__WHAT IS EXPECTED__
Please give every entry again, exactly as it reads.
SOURCE MATERIAL: Begin
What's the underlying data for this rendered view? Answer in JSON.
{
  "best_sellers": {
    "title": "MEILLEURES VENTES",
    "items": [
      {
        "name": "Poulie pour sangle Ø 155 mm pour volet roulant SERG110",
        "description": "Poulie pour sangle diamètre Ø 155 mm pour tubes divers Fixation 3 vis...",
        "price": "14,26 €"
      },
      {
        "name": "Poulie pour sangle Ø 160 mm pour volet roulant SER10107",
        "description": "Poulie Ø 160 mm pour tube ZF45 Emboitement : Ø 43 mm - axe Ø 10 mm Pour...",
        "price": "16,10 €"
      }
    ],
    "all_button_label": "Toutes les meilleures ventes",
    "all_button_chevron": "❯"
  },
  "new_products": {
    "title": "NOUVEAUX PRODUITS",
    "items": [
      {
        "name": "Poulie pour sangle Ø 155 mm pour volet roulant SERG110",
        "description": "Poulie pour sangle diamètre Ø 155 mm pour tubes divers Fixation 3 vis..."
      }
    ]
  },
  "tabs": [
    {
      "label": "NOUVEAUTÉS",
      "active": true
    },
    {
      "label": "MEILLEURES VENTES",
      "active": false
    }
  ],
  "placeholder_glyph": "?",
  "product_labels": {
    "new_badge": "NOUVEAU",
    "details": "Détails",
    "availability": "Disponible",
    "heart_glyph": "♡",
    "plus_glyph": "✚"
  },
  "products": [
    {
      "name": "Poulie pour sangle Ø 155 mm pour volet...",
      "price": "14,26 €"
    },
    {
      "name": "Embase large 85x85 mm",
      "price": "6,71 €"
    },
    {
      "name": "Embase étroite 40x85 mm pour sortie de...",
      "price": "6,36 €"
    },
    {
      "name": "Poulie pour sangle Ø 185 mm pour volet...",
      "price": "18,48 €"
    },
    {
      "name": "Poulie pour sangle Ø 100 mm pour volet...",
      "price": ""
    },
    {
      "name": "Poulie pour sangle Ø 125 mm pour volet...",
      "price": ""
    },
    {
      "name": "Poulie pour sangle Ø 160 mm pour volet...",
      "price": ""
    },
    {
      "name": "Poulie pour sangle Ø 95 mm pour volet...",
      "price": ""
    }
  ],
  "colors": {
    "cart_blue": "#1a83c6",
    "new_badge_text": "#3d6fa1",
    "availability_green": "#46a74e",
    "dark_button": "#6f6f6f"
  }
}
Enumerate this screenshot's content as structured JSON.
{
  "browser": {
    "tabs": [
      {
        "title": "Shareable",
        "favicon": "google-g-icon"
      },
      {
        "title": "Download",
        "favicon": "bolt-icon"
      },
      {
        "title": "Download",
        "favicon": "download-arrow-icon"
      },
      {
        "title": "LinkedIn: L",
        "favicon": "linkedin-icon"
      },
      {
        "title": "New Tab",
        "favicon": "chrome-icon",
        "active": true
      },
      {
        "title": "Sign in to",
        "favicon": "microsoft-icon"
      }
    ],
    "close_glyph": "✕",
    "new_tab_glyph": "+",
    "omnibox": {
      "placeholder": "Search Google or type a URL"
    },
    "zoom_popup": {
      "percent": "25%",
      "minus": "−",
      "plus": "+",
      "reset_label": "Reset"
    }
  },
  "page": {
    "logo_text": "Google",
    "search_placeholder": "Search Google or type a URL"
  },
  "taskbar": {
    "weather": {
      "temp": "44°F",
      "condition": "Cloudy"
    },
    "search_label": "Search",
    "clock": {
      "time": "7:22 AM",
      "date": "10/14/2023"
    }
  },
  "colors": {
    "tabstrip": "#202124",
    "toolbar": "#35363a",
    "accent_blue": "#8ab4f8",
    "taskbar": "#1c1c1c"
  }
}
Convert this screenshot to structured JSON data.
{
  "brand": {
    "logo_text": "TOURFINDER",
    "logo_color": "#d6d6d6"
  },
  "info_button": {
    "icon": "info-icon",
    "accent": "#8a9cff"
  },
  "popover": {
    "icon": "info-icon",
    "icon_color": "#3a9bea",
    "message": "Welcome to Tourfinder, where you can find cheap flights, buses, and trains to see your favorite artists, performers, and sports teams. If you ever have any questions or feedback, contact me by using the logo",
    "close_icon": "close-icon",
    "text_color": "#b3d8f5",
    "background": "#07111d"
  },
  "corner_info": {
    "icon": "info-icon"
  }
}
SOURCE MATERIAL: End
__YOUR RESPONSE__
What's the underlying data for this rendered view? Answer in JSON.
{
  "best_sellers": {
    "title": "MEILLEURES VENTES",
    "items": [
      {
        "name": "Poulie pour sangle Ø 155 mm pour volet roulant SERG110",
        "description": "Poulie pour sangle diamètre Ø 155 mm pour tubes divers Fixation 3 vis...",
        "price": "14,26 €"
      },
      {
        "name": "Poulie pour sangle Ø 160 mm pour volet roulant SER10107",
        "description": "Poulie Ø 160 mm pour tube ZF45 Emboitement : Ø 43 mm - axe Ø 10 mm Pour...",
        "price": "16,10 €"
      }
    ],
    "all_button_label": "Toutes les meilleures ventes",
    "all_button_chevron": "❯"
  },
  "new_products": {
    "title": "NOUVEAUX PRODUITS",
    "items": [
      {
        "name": "Poulie pour sangle Ø 155 mm pour volet roulant SERG110",
        "description": "Poulie pour sangle diamètre Ø 155 mm pour tubes divers Fixation 3 vis..."
      }
    ]
  },
  "tabs": [
    {
      "label": "NOUVEAUTÉS",
      "active": true
    },
    {
      "label": "MEILLEURES VENTES",
      "active": false
    }
  ],
  "placeholder_glyph": "?",
  "product_labels": {
    "new_badge": "NOUVEAU",
    "details": "Détails",
    "availability": "Disponible",
    "heart_glyph": "♡",
    "plus_glyph": "✚"
  },
  "products": [
    {
      "name": "Poulie pour sangle Ø 155 mm pour volet...",
      "price": "14,26 €"
    },
    {
      "name": "Embase large 85x85 mm",
      "price": "6,71 €"
    },
    {
      "name": "Embase étroite 40x85 mm pour sortie de...",
      "price": "6,36 €"
    },
    {
      "name": "Poulie pour sangle Ø 185 mm pour volet...",
      "price": "18,48 €"
    },
    {
      "name": "Poulie pour sangle Ø 100 mm pour volet...",
      "price": ""
    },
    {
      "name": "Poulie pour sangle Ø 125 mm pour volet...",
      "price": ""
    },
    {
      "name": "Poulie pour sangle Ø 160 mm pour volet...",
      "price": ""
    },
    {
      "name": "Poulie pour sangle Ø 95 mm pour volet...",
      "price": ""
    }
  ],
  "colors": {
    "cart_blue": "#1a83c6",
    "new_badge_text": "#3d6fa1",
    "availability_green": "#46a74e",
    "dark_button": "#6f6f6f"
  }
}
Enumerate this screenshot's content as structured JSON.
{
  "browser": {
    "tabs": [
      {
        "title": "Shareable",
        "favicon": "google-g-icon"
      },
      {
        "title": "Download",
        "favicon": "bolt-icon"
      },
      {
        "title": "Download",
        "favicon": "download-arrow-icon"
      },
      {
        "title": "LinkedIn: L",
        "favicon": "linkedin-icon"
      },
      {
        "title": "New Tab",
        "favicon": "chrome-icon",
        "active": true
      },
      {
        "title": "Sign in to",
        "favicon": "microsoft-icon"
      }
    ],
    "close_glyph": "✕",
    "new_tab_glyph": "+",
    "omnibox": {
      "placeholder": "Search Google or type a URL"
    },
    "zoom_popup": {
      "percent": "25%",
      "minus": "−",
      "plus": "+",
      "reset_label": "Reset"
    }
  },
  "page": {
    "logo_text": "Google",
    "search_placeholder": "Search Google or type a URL"
  },
  "taskbar": {
    "weather": {
      "temp": "44°F",
      "condition": "Cloudy"
    },
    "search_label": "Search",
    "clock": {
      "time": "7:22 AM",
      "date": "10/14/2023"
    }
  },
  "colors": {
    "tabstrip": "#202124",
    "toolbar": "#35363a",
    "accent_blue": "#8ab4f8",
    "taskbar": "#1c1c1c"
  }
}
Convert this screenshot to structured JSON data.
{
  "brand": {
    "logo_text": "TOURFINDER",
    "logo_color": "#d6d6d6"
  },
  "info_button": {
    "icon": "info-icon",
    "accent": "#8a9cff"
  },
  "popover": {
    "icon": "info-icon",
    "icon_color": "#3a9bea",
    "message": "Welcome to Tourfinder, where you can find cheap flights, buses, and trains to see your favorite artists, performers, and sports teams. If you ever have any questions or feedback, contact me by using the logo",
    "close_icon": "close-icon",
    "text_color": "#b3d8f5",
    "background": "#07111d"
  },
  "corner_info": {
    "icon": "info-icon"
  }
}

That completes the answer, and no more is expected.